• PROBLEM TO SOLVE:
Each line in the listing below that holds "icon" should be counted; reply with that number only.

------------------------------

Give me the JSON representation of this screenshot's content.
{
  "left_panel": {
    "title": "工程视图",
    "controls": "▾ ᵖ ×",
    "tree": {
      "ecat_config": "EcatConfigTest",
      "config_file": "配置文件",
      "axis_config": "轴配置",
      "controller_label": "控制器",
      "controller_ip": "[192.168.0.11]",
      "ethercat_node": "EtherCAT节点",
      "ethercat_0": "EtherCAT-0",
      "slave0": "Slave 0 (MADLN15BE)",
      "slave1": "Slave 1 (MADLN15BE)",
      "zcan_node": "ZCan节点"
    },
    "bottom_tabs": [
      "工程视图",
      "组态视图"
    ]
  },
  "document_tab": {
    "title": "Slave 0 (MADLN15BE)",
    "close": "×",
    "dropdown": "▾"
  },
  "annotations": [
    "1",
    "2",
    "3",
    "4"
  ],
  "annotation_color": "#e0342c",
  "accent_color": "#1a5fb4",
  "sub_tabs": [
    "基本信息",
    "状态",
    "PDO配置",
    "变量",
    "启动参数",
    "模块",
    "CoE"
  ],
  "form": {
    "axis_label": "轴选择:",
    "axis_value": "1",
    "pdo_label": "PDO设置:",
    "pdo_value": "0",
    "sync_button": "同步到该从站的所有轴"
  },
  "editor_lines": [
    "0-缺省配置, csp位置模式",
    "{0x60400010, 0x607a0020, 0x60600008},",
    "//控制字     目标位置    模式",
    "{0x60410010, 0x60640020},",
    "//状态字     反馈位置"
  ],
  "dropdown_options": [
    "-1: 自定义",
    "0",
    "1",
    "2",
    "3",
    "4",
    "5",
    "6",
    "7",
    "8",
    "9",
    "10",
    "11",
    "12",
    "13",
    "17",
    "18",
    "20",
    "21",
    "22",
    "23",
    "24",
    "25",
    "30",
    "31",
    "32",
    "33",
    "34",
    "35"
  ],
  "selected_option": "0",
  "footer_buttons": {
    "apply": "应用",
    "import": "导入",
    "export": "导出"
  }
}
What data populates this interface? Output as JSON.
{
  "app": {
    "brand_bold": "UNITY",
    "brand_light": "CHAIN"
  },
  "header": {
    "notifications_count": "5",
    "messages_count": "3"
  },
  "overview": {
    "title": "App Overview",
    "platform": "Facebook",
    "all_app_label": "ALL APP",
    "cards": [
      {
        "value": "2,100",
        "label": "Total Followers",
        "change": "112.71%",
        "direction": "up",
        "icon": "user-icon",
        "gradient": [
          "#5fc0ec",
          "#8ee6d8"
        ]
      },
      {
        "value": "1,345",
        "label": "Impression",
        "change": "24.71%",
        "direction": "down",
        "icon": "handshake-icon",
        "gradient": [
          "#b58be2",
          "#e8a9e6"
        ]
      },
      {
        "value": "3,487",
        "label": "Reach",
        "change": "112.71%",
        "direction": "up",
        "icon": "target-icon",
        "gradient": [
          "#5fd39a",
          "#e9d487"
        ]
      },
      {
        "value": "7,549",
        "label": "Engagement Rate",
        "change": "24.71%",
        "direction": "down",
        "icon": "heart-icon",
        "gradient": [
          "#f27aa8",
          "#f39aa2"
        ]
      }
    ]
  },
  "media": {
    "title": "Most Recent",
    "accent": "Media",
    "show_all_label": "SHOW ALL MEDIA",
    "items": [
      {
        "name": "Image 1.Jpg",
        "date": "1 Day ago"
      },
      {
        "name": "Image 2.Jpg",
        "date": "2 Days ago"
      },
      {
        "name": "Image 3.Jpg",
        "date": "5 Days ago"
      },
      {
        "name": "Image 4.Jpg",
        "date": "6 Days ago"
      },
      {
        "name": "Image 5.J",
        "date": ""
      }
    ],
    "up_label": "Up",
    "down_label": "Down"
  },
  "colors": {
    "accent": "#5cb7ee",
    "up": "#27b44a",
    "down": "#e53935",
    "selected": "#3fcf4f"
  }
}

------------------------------

• TASK SOLUTION:
4